This article is designed to help people bake skates in the comfort of their own home. Before we start, though, I do want to highlight one thing: If possible, use a pro shop! Skate ovens at pro shops are specially designed to minimize the possibility of anything going wrong during the baking process. While this same effect can be achieved at home, there are far more opportunities for you to screw up and damage your skates. And damaging your skates is a real risk here if you do things improperly. Proceed with caution. With that said, there are still people who don’t have this opportunity, either because they don’t live near a pro shop, or the only one around charges excessive prices ($10-15 is reasonable, $40 is not). This article is mainly written for these people. With that in mind, let’s begin!
Verify oven’s temperature
If possible, buy an oven thermometer to make sure your oven is doing what you want it to – some ovens run hotter or cooler than what they say, which can adversely affect the baking process. Something like this would cost no more than $10, and stays right in the oven for easy monitoring. This way, you can account for these variations when setting the temperature. I’m using a candy thermometer here, which does the same thing but doesn’t stay in the oven.
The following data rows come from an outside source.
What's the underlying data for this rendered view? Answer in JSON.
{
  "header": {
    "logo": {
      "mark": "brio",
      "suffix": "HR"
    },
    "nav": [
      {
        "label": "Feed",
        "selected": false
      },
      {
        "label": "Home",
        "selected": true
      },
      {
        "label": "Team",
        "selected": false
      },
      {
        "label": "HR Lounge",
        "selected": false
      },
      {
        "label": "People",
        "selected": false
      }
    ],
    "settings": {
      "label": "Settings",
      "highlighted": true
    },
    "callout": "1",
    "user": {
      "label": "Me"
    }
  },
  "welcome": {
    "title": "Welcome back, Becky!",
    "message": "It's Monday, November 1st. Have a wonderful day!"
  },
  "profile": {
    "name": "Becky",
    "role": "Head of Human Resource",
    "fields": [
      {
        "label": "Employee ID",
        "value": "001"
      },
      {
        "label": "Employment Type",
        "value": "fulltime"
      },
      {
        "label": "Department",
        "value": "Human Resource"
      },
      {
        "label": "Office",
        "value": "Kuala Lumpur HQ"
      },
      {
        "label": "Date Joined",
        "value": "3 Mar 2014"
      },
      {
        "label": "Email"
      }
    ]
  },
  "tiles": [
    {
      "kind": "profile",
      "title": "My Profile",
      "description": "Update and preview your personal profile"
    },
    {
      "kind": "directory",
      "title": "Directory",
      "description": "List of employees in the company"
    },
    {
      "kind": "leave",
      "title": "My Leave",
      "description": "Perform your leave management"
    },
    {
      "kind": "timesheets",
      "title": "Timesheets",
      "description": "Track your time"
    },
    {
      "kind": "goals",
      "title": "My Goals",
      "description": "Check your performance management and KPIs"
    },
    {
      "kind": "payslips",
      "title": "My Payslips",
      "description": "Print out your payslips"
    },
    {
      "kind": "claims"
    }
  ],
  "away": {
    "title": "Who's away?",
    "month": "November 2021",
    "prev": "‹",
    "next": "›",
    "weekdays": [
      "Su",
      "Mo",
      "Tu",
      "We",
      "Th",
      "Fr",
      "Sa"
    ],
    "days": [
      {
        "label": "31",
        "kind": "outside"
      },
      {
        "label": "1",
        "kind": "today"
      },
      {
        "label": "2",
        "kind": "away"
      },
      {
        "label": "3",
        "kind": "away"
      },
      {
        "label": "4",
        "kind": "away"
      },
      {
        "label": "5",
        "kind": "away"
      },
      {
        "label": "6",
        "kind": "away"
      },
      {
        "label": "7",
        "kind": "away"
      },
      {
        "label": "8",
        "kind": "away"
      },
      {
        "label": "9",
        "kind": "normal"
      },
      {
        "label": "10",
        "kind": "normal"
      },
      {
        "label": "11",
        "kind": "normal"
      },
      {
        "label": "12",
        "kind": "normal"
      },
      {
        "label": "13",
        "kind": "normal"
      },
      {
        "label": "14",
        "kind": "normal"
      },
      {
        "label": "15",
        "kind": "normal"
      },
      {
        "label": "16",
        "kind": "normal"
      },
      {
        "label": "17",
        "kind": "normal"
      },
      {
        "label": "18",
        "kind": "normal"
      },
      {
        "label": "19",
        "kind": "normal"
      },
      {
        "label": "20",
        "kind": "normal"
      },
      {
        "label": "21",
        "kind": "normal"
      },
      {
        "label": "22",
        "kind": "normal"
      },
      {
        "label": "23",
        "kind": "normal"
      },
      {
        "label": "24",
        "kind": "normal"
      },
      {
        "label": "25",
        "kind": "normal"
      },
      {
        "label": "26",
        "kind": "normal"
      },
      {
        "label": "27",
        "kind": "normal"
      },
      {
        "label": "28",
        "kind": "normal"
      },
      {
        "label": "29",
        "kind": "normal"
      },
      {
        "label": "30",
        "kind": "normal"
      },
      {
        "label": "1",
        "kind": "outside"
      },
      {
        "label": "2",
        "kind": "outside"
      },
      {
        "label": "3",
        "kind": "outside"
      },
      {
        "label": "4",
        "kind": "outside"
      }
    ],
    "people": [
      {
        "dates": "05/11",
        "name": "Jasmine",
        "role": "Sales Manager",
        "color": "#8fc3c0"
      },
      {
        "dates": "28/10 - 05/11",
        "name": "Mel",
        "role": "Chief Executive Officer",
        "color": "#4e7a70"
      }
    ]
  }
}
Set oven to 20F above the skate’s recommended baking temperature on Convection mode – This extra heat will make up for the later steps where the oven cools off before the skate goes in. If your skates don’t come with specific baking instructions, 210F should work well. Using your oven’s convection feature is also important. The increased airflow will ensure there are no hot or cold spots that could affect the baking process.
Mise en place
This phrase gets used a lot in the cooking world, and it’s very appropriate here as well. It roughly translates to ‘everything in its place,’ and it means that before you start doing anything else, you should have everything you need ready to go, and within arm’s reach. When your skates are in the oven and ready to come out, that’s not the time to be running around the house looking for something to protect your kitchen floor. Make sure you’ve gathered the following things while the oven preheats:
- Oven thermometer (already in the oven, hopefully)
- Skates – unlaced enough that your foot easily slides in without requiring force
- Large baking sheet
- Oven mitts
- Skate-safe floor mat
- Skate socks (on your feet)
Turn oven off
Typically, oven elements will reach a higher temperature than the oven is actually set to, and this can cause damage if they’re allowed to shine directly onto the skate. The skate ovens in hockey shops solve this problem by putting the heating elements in a separate chamber at the back and circulating the hot air using fans, but that’s not an option with most home ovens. Instead, turn the oven off once temperature is reached, and wait a minute or so for the element to cool back down to the right temperature. Don’t open the door yet.
Skates on the baking sheet
Don’t put your skates directly on the rack. Lay them sideways on the baking sheet. If you can’t fit them both at the same time, just do one at a time but don’t cut any corners the second time around!
until golden brown
Put the baking sheet on the center rack, and make sure the skates aren’t touching anything except that sheet. At this point, start your timer. Your skates should come with directions on how long they should be baked. Follow the time limit specified – if not, 3-4 minutes is a good, safe estimate. While going over time is possible on some skates, I would suggest exercising caution here unless you know exactly what you’re doing and are willing to take on that additional risk.
Put them on, tie them up
Take one skate out of the oven first, slip it on your foot, and lace it up with a moderate level of tightness. Then do the same for the other one. Very important – always pull straight outwards on the eyelets when the skates are warm! Never pull up, down, or at an angle. When the skate is warm, the eyelets can rip out from the boot easily if tightened the wrong way. Yes, this means they won’t be as tight as they’ll be when you play hockey, and that’s okay.
Sit until cooled
The eyelets still need to be treated gently until the skate fully cools, otherwise they risk being damaged. The easiest and most effective way to do this is to sit still for approximately 10-15 minutes, with your knees and ankles at 90 degree angles. If you want slightly more aggressive molding, it is alright to stand for the first minute – but do not walk around, bend your knees, or flex your ankles forward. This will put stress on the eyelets.
Once the skates are off your feet, do not use them immediately. Even if they’re cool, the adhesives still need to set again, and this takes time. 24hrs is a safe length of time, but you can skate on them after 12 if needed.
Where to get a deal on skates
If you’re one of the unlucky souls who needs to order skates online, and bake skates at home because you don’t have a good hockey shop nearby, I’ve got a few links for you. Some of these are affiliate links which help support this site and the writers.
- Hockey Monkey (clearance skates section)
- Pro Hockey Life (For Canadians)
- Pure Hockey
- Total Hockey
- Hockey Supremacy (for Canadians)
- Hockey Giant
WARNING WARNING WARNING
If you’ve got a sweet pair of top-of-the-line, just released, pro level, $1000 skates you could seriously mess them up if you are not careful. Don’t start browsing facebook, or sit down for a second to watch some Netflix, terribly horrible things could happen to your precious skate. If you can bare it, just scroll down to see.
Home skate baking gone WRONG
You’ve been warned 😉